Before touching on the reason for pausing the seminar, let us look back to remind ourselves how it began. For years, Dr. Lee Eysturlid wondered why the teaching of ethics was not integrated into IMSA’s classes, especially when its mission statement claimed to ignite ethical minds. With Dr. Robert Kiely’s help, he proposed to then-president Max McGee that the school engage students in ethics education. A plan for an ethics class was accepted, solidified, and implemented, becoming “Consideration in Ethics”.
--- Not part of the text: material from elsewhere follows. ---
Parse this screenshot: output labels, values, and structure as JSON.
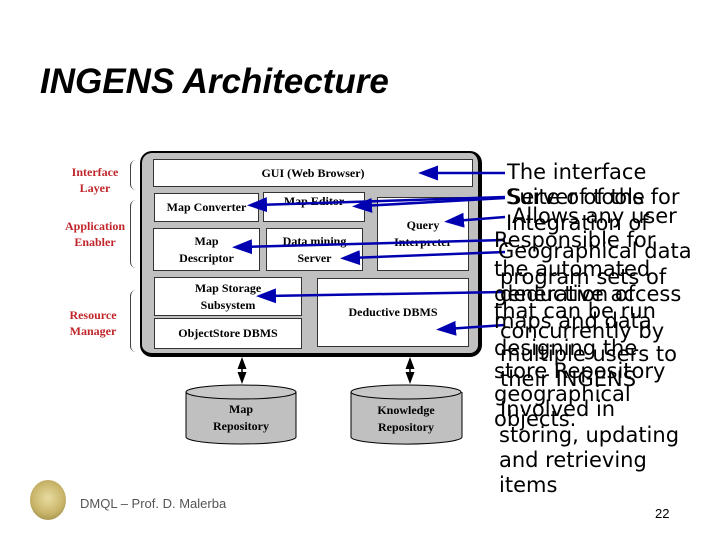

When Dr. Torres assumed IMSA’s presidency, he began to re-examine the purpose of this seminar. After attending many sessions between 2015 through 2017 and almost every session during the 2018-19 academic year, he came to the realization that it appeared the purpose of the seminar was to make students aware that there is a field of ethics. Unfortunately, this purpose did not align fully with IMSA’s mission to ignite ethical minds. As Dr. Torres explained, “There’s a difference between teaching people that there’s a field of ethics and helping them to become ethical. It’s like saying ‘we’re going to teach people that there is a scientific method and that there are scientists out there, but we’re not going to teach them how to do science’.”
This realization led Dr. Torres to pause the seminar until a curriculum which truly teaches students how to be ethical could be established. The president believes the seminar could center around a single theory of ethics, rather than merely introducing students to several normative ethical theories. He also hopes that the classes can focus on the applications of ethics to other fields. Lastly, he plans to gather a group of individuals to build and implement this curriculum. At the moment, this idea is still in its early stages of development, as no decisions have yet been made regarding which theory or theories of ethics to teach, which fields to integrate with ethics, and which individuals will be members of the team overseeing these changes.
For students who were hoping to gain a deep understanding of ethics, there’s still hope! Dr. Eysturlid stated that, if students show interest, he would consider creating an elective on ethics.